■ TASK DETAILS
For every record that follows, write out the text exactly and omit the picture, if one is present.

(Component data from apps and pages)

--- --- ---

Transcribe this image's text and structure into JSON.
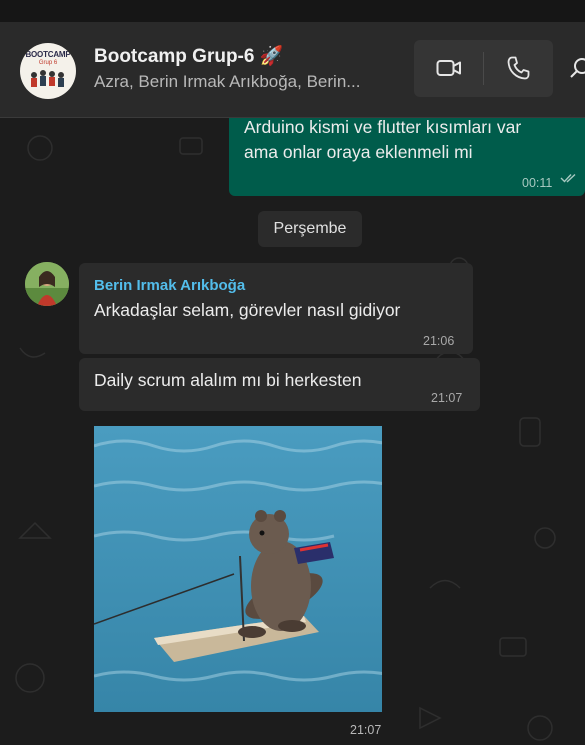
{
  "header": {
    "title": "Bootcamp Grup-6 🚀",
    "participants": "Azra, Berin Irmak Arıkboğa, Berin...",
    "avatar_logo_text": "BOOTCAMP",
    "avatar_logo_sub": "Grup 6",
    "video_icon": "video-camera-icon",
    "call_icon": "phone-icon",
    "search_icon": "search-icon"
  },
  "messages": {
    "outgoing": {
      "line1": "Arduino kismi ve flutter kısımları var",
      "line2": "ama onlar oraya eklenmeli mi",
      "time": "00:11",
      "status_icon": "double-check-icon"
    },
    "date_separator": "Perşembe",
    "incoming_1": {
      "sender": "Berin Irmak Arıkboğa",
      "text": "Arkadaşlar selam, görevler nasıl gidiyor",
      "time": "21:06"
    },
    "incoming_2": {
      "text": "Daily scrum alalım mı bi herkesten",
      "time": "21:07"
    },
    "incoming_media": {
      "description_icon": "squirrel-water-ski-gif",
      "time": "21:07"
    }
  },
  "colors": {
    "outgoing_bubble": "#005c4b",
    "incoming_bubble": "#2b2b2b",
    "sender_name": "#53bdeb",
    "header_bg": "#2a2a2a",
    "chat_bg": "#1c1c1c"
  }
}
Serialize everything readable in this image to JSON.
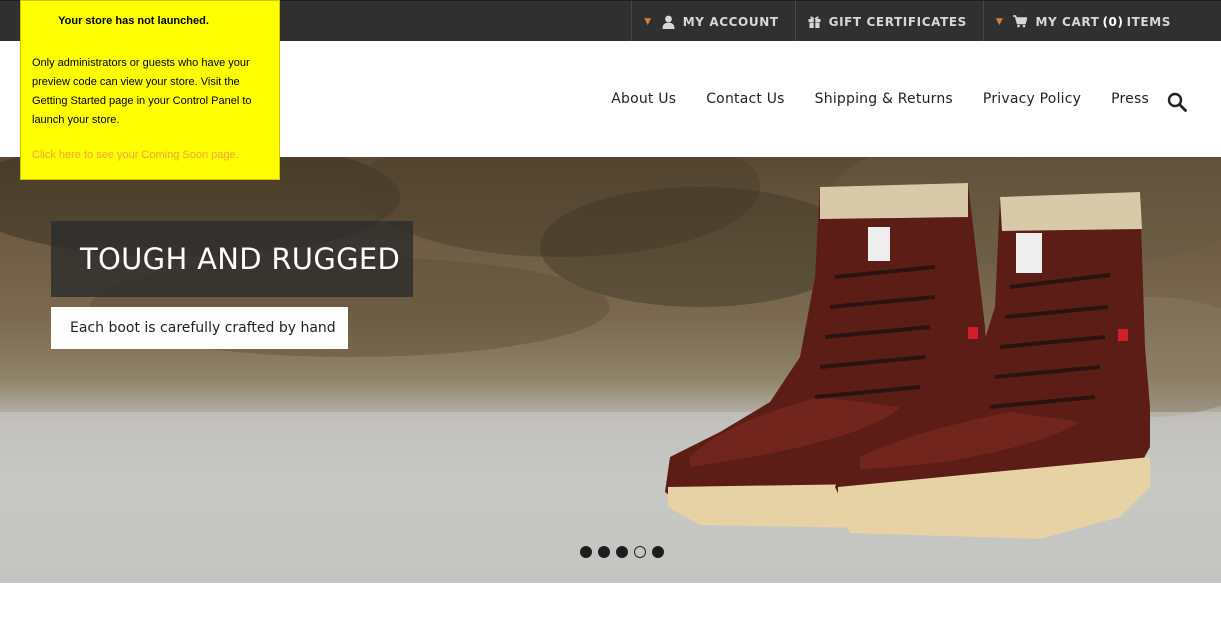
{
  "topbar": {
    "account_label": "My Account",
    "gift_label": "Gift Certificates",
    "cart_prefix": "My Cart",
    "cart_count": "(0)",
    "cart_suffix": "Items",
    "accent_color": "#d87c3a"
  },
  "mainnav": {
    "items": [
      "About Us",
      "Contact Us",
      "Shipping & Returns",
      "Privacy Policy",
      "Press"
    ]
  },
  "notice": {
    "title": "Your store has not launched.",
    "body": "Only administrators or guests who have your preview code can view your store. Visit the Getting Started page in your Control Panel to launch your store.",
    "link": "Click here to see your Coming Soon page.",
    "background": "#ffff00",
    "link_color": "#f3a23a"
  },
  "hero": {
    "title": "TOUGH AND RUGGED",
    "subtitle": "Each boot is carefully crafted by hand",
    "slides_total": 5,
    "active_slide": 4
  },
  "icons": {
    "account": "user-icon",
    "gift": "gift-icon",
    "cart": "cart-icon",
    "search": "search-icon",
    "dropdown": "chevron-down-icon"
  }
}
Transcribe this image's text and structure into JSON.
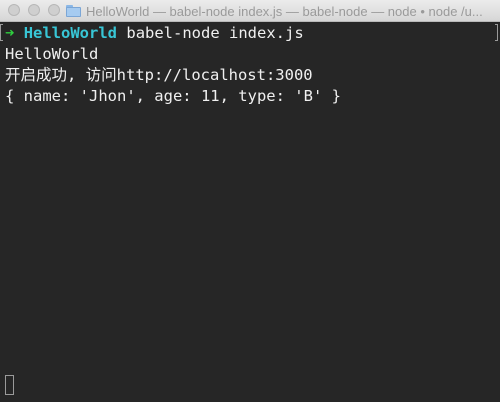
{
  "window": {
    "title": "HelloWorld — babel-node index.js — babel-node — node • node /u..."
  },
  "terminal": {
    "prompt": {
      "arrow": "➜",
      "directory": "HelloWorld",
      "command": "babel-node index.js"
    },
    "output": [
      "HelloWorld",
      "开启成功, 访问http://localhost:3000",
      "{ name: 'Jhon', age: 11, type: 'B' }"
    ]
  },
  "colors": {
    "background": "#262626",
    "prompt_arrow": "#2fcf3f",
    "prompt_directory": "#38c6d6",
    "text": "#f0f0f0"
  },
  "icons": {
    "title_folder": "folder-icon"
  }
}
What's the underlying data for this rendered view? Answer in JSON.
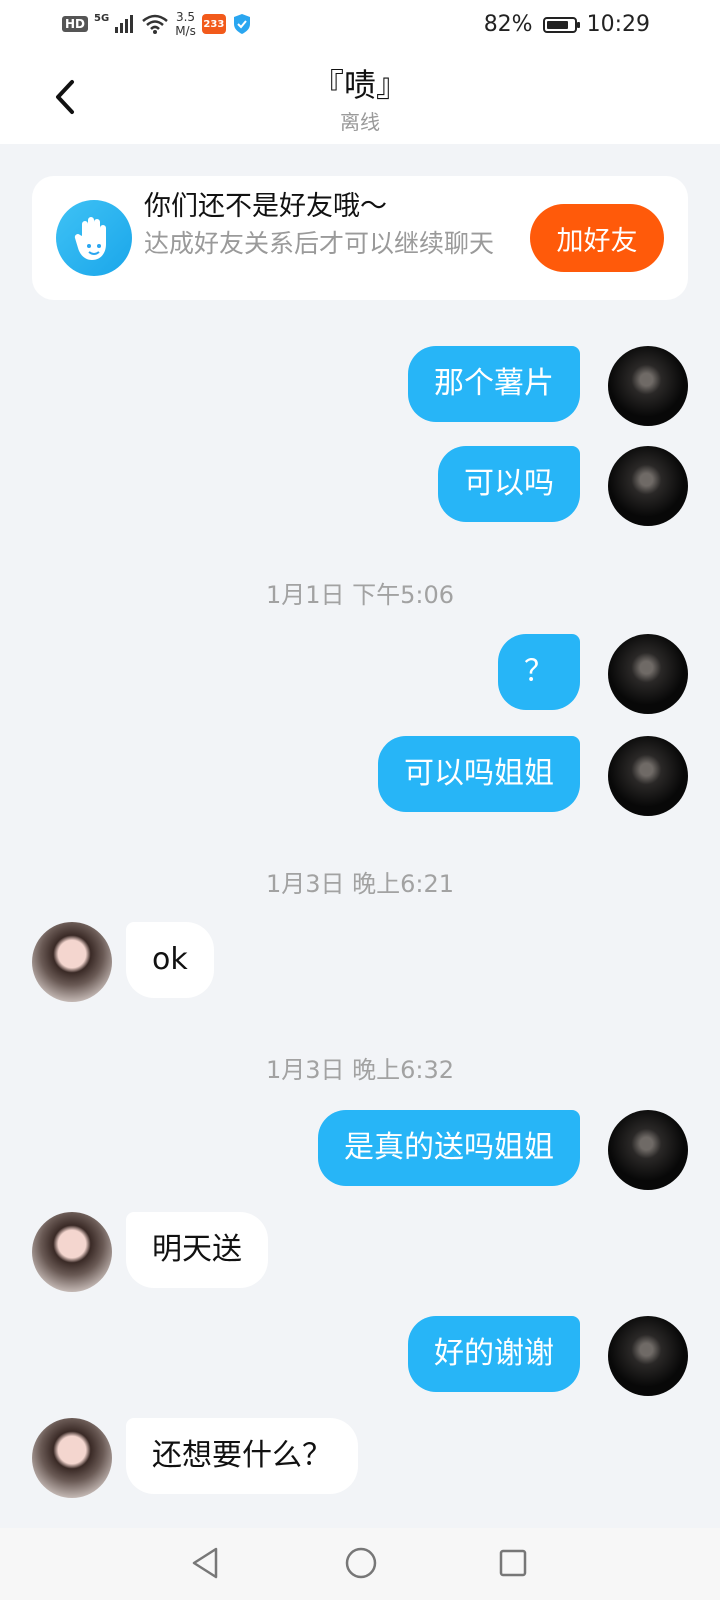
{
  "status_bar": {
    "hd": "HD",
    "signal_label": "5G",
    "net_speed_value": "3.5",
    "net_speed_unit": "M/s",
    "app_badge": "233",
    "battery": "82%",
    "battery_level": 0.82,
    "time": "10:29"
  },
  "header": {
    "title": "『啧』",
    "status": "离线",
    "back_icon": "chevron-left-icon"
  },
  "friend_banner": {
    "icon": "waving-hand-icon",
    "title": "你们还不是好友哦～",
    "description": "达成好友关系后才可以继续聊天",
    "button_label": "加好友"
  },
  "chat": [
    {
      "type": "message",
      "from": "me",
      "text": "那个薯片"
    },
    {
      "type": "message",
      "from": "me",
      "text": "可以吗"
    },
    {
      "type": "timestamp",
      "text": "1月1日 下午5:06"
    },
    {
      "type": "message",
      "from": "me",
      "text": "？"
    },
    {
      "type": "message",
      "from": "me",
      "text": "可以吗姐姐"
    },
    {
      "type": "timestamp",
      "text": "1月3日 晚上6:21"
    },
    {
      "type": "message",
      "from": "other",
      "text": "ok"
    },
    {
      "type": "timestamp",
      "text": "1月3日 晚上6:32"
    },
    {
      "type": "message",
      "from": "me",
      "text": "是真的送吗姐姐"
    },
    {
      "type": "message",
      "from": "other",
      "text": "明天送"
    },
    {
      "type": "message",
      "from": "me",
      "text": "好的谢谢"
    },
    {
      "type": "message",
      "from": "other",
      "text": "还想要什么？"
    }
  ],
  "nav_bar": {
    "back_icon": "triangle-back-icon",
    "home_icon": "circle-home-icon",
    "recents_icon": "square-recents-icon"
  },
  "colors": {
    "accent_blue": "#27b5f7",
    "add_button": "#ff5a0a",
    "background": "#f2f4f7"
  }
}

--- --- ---

■ EXERCISE SOLUTION
Transcribe this image's text and structure into JSON.
{
  "header": {
    "title": "Bootcamp Grup-6 🚀",
    "participants": "Azra, Berin Irmak Arıkboğa, Berin...",
    "avatar_logo_text": "BOOTCAMP",
    "avatar_logo_sub": "Grup 6",
    "video_icon": "video-camera-icon",
    "call_icon": "phone-icon",
    "search_icon": "search-icon"
  },
  "messages": {
    "outgoing": {
      "line1": "Arduino kismi ve flutter kısımları var",
      "line2": "ama onlar oraya eklenmeli mi",
      "time": "00:11",
      "status_icon": "double-check-icon"
    },
    "date_separator": "Perşembe",
    "incoming_1": {
      "sender": "Berin Irmak Arıkboğa",
      "text": "Arkadaşlar selam, görevler nasıl gidiyor",
      "time": "21:06"
    },
    "incoming_2": {
      "text": "Daily scrum alalım mı bi herkesten",
      "time": "21:07"
    },
    "incoming_media": {
      "description_icon": "squirrel-water-ski-gif",
      "time": "21:07"
    }
  },
  "colors": {
    "outgoing_bubble": "#005c4b",
    "incoming_bubble": "#2b2b2b",
    "sender_name": "#53bdeb",
    "header_bg": "#2a2a2a",
    "chat_bg": "#1c1c1c"
  }
}
Serialize everything readable in this image to JSON.
{
  "topbar": {
    "account_label": "My Account",
    "gift_label": "Gift Certificates",
    "cart_prefix": "My Cart",
    "cart_count": "(0)",
    "cart_suffix": "Items",
    "accent_color": "#d87c3a"
  },
  "mainnav": {
    "items": [
      "About Us",
      "Contact Us",
      "Shipping & Returns",
      "Privacy Policy",
      "Press"
    ]
  },
  "notice": {
    "title": "Your store has not launched.",
    "body": "Only administrators or guests who have your preview code can view your store. Visit the Getting Started page in your Control Panel to launch your store.",
    "link": "Click here to see your Coming Soon page.",
    "background": "#ffff00",
    "link_color": "#f3a23a"
  },
  "hero": {
    "title": "TOUGH AND RUGGED",
    "subtitle": "Each boot is carefully crafted by hand",
    "slides_total": 5,
    "active_slide": 4
  },
  "icons": {
    "account": "user-icon",
    "gift": "gift-icon",
    "cart": "cart-icon",
    "search": "search-icon",
    "dropdown": "chevron-down-icon"
  }
}
Transcribe this image's text and structure into JSON.
{
  "window": {
    "title": "HelloWorld — babel-node index.js — babel-node — node • node /u..."
  },
  "terminal": {
    "prompt": {
      "arrow": "➜",
      "directory": "HelloWorld",
      "command": "babel-node index.js"
    },
    "output": [
      "HelloWorld",
      "开启成功, 访问http://localhost:3000",
      "{ name: 'Jhon', age: 11, type: 'B' }"
    ]
  },
  "colors": {
    "background": "#262626",
    "prompt_arrow": "#2fcf3f",
    "prompt_directory": "#38c6d6",
    "text": "#f0f0f0"
  },
  "icons": {
    "title_folder": "folder-icon"
  }
}
What's the underlying data for this rendered view? Answer in JSON.
{
  "status_bar": {
    "hd": "HD",
    "signal_label": "5G",
    "net_speed_value": "3.5",
    "net_speed_unit": "M/s",
    "app_badge": "233",
    "battery": "82%",
    "battery_level": 0.82,
    "time": "10:29"
  },
  "header": {
    "title": "『啧』",
    "status": "离线",
    "back_icon": "chevron-left-icon"
  },
  "friend_banner": {
    "icon": "waving-hand-icon",
    "title": "你们还不是好友哦～",
    "description": "达成好友关系后才可以继续聊天",
    "button_label": "加好友"
  },
  "chat": [
    {
      "type": "message",
      "from": "me",
      "text": "那个薯片"
    },
    {
      "type": "message",
      "from": "me",
      "text": "可以吗"
    },
    {
      "type": "timestamp",
      "text": "1月1日 下午5:06"
    },
    {
      "type": "message",
      "from": "me",
      "text": "？"
    },
    {
      "type": "message",
      "from": "me",
      "text": "可以吗姐姐"
    },
    {
      "type": "timestamp",
      "text": "1月3日 晚上6:21"
    },
    {
      "type": "message",
      "from": "other",
      "text": "ok"
    },
    {
      "type": "timestamp",
      "text": "1月3日 晚上6:32"
    },
    {
      "type": "message",
      "from": "me",
      "text": "是真的送吗姐姐"
    },
    {
      "type": "message",
      "from": "other",
      "text": "明天送"
    },
    {
      "type": "message",
      "from": "me",
      "text": "好的谢谢"
    },
    {
      "type": "message",
      "from": "other",
      "text": "还想要什么？"
    }
  ],
  "nav_bar": {
    "back_icon": "triangle-back-icon",
    "home_icon": "circle-home-icon",
    "recents_icon": "square-recents-icon"
  },
  "colors": {
    "accent_blue": "#27b5f7",
    "add_button": "#ff5a0a",
    "background": "#f2f4f7"
  }
}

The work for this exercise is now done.